(Dataset rows describing interfaces)
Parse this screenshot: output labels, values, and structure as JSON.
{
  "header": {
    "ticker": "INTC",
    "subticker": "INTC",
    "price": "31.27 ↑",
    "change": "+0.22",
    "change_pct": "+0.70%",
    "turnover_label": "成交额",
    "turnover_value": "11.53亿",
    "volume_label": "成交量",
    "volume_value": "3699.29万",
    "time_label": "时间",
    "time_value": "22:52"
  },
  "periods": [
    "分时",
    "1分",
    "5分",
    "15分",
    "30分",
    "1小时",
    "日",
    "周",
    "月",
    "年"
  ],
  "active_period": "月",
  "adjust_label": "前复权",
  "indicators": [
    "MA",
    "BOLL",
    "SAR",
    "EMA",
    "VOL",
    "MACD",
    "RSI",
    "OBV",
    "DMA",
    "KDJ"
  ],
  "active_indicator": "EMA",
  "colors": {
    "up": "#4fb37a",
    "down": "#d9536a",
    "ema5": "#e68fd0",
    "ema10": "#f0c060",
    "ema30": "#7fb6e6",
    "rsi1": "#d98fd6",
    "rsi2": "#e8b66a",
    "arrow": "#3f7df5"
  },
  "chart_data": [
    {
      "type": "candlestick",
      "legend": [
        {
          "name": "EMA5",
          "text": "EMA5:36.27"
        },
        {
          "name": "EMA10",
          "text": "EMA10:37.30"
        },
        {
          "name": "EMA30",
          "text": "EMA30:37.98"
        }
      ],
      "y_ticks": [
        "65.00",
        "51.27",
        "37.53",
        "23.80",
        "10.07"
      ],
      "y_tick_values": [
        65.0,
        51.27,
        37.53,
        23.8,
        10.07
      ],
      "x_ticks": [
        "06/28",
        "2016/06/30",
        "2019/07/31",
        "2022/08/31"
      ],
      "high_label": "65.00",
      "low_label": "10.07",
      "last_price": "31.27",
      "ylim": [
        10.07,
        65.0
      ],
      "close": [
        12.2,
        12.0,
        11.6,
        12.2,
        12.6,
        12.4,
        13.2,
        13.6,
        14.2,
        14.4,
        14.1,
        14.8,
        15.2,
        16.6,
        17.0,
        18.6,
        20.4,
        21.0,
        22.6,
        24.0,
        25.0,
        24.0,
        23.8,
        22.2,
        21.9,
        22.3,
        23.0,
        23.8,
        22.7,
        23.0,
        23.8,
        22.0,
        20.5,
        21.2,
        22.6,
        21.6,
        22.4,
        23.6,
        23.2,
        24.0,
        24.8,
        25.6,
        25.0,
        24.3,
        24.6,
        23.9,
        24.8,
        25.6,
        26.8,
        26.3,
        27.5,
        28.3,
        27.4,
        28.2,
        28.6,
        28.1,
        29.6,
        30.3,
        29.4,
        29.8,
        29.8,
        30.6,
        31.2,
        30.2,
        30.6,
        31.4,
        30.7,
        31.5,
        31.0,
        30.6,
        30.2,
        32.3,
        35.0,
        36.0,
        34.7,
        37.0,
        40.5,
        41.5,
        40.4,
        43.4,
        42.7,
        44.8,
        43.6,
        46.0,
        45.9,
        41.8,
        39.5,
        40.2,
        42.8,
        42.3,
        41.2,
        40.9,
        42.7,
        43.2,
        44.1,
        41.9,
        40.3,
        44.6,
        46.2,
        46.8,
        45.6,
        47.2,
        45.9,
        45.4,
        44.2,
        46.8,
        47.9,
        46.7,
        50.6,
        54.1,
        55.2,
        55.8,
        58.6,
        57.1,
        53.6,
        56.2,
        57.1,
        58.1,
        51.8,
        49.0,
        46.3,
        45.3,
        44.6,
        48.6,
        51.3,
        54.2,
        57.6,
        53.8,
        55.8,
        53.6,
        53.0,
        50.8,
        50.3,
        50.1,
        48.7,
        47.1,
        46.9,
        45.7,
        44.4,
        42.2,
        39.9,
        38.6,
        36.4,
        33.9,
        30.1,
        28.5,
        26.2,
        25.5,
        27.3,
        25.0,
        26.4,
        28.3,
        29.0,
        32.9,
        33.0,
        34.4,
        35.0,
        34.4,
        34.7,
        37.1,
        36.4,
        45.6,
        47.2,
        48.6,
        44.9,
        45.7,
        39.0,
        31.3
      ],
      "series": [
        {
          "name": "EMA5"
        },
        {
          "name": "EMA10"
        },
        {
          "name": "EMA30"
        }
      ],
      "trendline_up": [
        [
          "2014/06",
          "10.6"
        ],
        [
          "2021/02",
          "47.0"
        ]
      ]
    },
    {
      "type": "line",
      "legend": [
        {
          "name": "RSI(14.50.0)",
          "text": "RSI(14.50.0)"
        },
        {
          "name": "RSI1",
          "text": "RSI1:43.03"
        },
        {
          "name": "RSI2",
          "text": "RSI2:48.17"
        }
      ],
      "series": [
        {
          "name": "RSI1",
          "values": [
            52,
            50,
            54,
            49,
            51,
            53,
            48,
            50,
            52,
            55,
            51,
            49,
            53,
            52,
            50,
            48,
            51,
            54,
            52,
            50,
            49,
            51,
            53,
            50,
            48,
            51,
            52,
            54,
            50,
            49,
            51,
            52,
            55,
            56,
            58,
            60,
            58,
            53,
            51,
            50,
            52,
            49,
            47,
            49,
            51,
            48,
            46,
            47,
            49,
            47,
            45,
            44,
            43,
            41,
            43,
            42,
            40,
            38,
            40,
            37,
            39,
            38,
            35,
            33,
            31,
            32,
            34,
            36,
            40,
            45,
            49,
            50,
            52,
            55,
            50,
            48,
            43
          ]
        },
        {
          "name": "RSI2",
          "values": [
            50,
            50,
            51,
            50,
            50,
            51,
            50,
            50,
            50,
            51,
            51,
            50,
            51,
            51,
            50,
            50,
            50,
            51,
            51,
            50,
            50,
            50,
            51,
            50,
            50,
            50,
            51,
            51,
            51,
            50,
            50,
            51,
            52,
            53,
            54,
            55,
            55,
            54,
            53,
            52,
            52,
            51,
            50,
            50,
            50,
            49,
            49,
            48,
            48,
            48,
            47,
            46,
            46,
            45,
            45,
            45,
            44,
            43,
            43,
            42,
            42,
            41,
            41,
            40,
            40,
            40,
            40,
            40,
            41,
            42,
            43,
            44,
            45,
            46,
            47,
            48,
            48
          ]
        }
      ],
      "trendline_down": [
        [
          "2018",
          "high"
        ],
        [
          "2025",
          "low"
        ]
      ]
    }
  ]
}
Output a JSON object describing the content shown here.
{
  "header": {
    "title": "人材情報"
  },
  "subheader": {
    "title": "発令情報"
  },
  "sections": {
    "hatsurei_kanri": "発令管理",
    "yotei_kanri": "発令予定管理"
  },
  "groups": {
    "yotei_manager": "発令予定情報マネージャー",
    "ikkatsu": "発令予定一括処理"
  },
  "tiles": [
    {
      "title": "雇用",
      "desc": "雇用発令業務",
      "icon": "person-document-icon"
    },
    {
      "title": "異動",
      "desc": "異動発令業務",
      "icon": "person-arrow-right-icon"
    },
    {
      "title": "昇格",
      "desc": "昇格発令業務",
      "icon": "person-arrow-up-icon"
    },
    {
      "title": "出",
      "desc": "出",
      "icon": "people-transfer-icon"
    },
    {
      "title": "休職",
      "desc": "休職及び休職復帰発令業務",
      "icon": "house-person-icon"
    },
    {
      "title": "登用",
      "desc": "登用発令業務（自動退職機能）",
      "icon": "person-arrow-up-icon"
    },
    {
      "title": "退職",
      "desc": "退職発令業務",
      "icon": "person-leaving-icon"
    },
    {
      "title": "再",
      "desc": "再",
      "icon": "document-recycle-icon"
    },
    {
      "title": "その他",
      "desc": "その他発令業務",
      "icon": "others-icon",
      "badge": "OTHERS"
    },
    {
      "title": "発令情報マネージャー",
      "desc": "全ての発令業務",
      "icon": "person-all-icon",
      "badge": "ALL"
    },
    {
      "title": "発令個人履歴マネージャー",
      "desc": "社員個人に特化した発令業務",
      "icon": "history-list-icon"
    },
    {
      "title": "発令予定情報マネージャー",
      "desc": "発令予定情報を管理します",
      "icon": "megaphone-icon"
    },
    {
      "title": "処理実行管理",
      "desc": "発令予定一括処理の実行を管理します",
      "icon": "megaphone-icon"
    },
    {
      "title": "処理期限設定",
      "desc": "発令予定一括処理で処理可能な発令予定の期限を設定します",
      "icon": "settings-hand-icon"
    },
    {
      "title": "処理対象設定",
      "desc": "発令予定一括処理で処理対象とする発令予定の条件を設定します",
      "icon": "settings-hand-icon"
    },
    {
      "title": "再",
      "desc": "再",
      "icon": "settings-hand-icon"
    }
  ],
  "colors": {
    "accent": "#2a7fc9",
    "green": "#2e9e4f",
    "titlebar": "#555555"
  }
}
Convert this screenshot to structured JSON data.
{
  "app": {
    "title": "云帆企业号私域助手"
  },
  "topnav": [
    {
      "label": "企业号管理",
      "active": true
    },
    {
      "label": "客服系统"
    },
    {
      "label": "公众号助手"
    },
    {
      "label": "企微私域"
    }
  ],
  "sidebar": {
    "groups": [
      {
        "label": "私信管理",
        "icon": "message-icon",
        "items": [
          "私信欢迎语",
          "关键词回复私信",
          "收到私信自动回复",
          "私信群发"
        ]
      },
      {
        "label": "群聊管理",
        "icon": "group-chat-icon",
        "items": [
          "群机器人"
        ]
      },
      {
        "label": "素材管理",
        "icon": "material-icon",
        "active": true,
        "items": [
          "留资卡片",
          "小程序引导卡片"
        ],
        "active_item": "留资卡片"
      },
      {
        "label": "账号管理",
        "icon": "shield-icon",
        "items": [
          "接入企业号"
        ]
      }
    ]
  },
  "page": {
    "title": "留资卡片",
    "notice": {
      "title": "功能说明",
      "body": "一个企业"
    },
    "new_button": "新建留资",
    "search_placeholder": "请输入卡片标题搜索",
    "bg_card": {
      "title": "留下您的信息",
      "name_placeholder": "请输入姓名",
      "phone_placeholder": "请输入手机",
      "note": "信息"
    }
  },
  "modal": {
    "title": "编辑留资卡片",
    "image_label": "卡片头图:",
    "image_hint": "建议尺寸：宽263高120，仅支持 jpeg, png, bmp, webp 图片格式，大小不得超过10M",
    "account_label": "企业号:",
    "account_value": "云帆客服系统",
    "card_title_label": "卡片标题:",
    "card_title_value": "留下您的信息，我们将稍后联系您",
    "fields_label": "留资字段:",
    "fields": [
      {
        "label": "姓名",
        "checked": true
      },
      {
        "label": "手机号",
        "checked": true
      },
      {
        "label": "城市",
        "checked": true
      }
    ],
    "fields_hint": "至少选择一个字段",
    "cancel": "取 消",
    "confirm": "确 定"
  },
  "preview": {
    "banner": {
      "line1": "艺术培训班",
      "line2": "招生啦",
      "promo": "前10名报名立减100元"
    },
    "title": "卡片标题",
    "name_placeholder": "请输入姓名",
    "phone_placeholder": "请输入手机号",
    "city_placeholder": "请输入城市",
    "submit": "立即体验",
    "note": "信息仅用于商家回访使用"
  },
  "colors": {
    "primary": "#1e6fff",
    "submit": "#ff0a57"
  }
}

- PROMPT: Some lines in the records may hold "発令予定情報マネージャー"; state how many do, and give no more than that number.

- ANSWER SECTION: 2